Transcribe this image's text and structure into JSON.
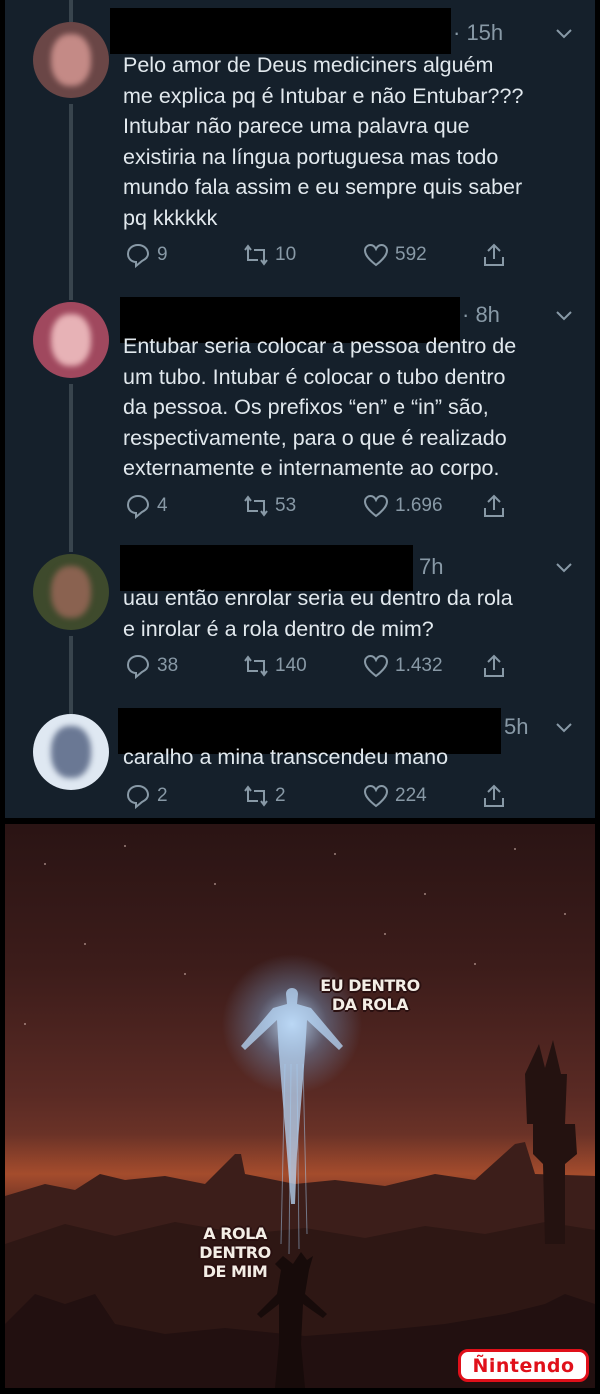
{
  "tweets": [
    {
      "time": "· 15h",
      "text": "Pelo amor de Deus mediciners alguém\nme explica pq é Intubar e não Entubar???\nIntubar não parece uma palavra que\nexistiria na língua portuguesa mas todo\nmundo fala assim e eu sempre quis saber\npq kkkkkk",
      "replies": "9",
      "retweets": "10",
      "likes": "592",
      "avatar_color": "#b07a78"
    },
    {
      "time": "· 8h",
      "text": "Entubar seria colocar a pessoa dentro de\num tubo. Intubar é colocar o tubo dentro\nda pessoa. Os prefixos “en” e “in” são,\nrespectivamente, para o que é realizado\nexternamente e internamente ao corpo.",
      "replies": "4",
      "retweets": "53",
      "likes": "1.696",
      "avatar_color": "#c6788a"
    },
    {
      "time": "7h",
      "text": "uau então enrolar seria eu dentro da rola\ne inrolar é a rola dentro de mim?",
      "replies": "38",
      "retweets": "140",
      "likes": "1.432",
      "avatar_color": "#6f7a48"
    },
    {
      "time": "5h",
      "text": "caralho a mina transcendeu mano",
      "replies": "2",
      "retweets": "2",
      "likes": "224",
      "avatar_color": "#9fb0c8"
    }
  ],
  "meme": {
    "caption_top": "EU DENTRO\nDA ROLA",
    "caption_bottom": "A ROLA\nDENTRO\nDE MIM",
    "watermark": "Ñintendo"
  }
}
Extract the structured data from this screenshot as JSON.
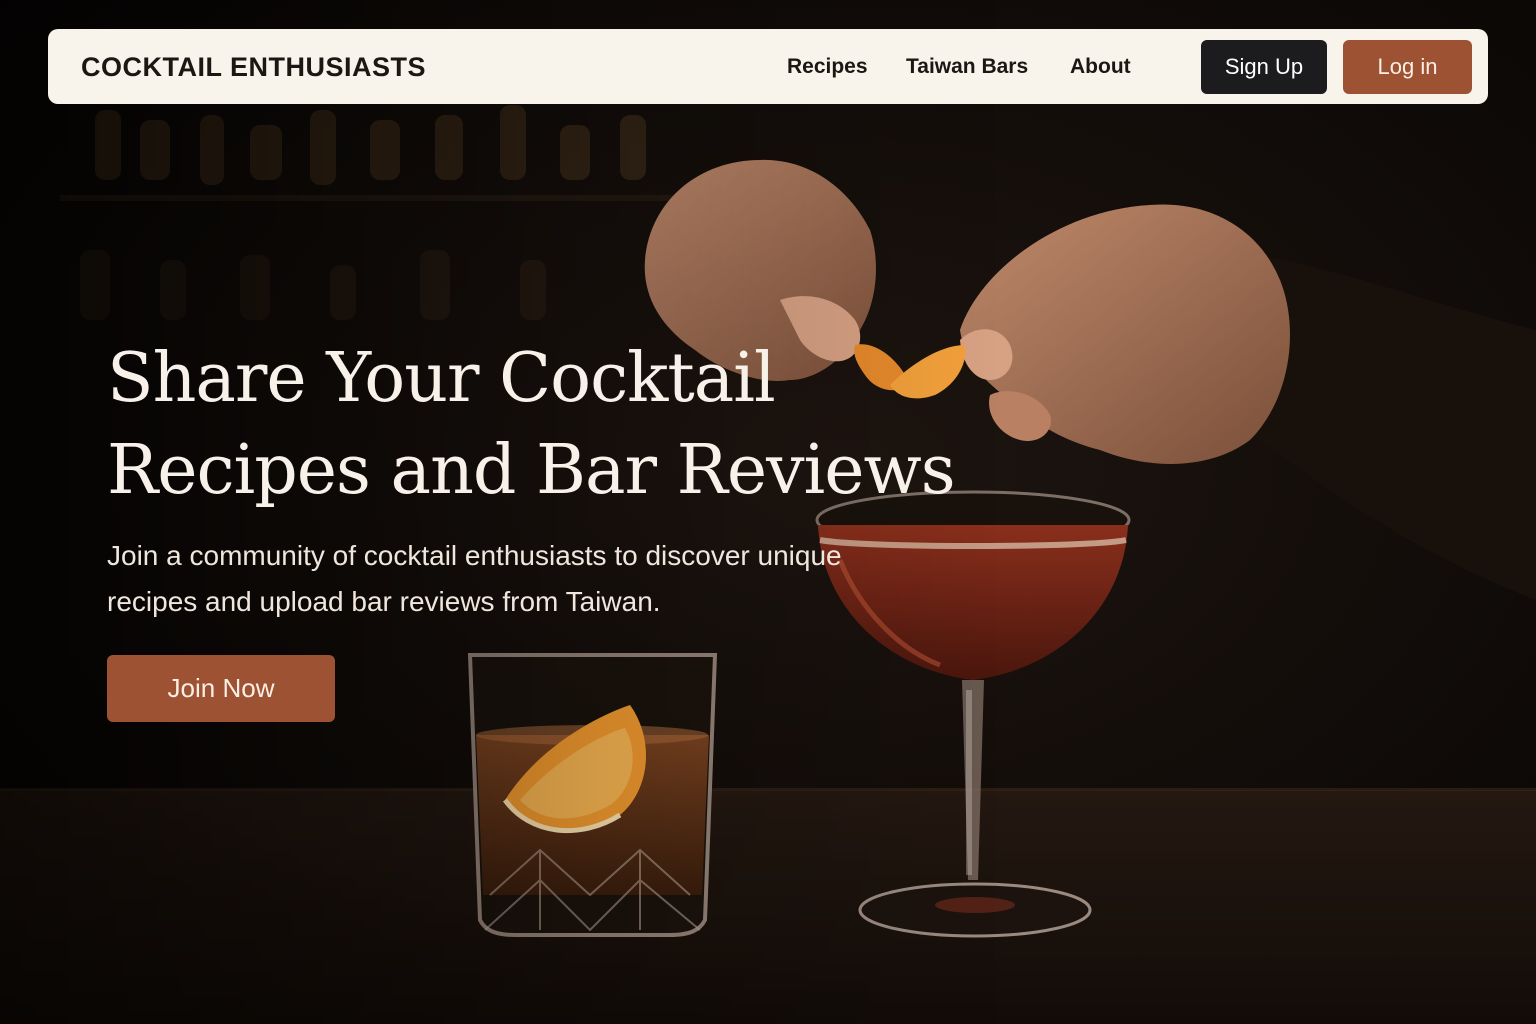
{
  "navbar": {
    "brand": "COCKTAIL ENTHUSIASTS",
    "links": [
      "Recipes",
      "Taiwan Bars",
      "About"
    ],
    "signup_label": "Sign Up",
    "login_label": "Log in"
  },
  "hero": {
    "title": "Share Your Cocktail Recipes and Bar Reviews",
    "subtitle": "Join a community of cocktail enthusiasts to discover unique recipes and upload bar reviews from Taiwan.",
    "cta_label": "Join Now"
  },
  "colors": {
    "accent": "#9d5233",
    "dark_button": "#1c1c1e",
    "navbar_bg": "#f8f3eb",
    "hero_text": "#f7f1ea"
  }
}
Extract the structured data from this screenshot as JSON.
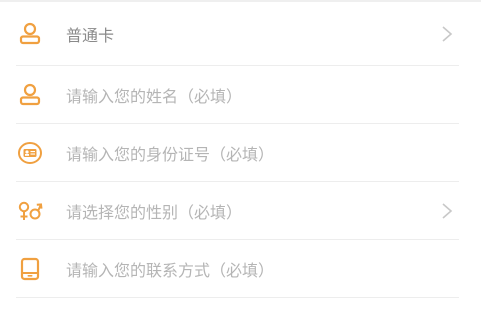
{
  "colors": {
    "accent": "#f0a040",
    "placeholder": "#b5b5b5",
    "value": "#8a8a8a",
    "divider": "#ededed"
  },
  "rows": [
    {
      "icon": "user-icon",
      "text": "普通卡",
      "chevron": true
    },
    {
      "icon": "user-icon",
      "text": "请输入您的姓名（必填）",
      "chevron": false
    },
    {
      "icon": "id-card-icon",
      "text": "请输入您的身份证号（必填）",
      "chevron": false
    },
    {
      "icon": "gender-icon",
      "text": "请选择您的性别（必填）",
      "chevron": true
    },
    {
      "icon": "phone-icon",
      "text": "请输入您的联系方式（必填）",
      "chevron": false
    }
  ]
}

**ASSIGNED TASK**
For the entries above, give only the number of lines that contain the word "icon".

**SOLUTION BELOW**
5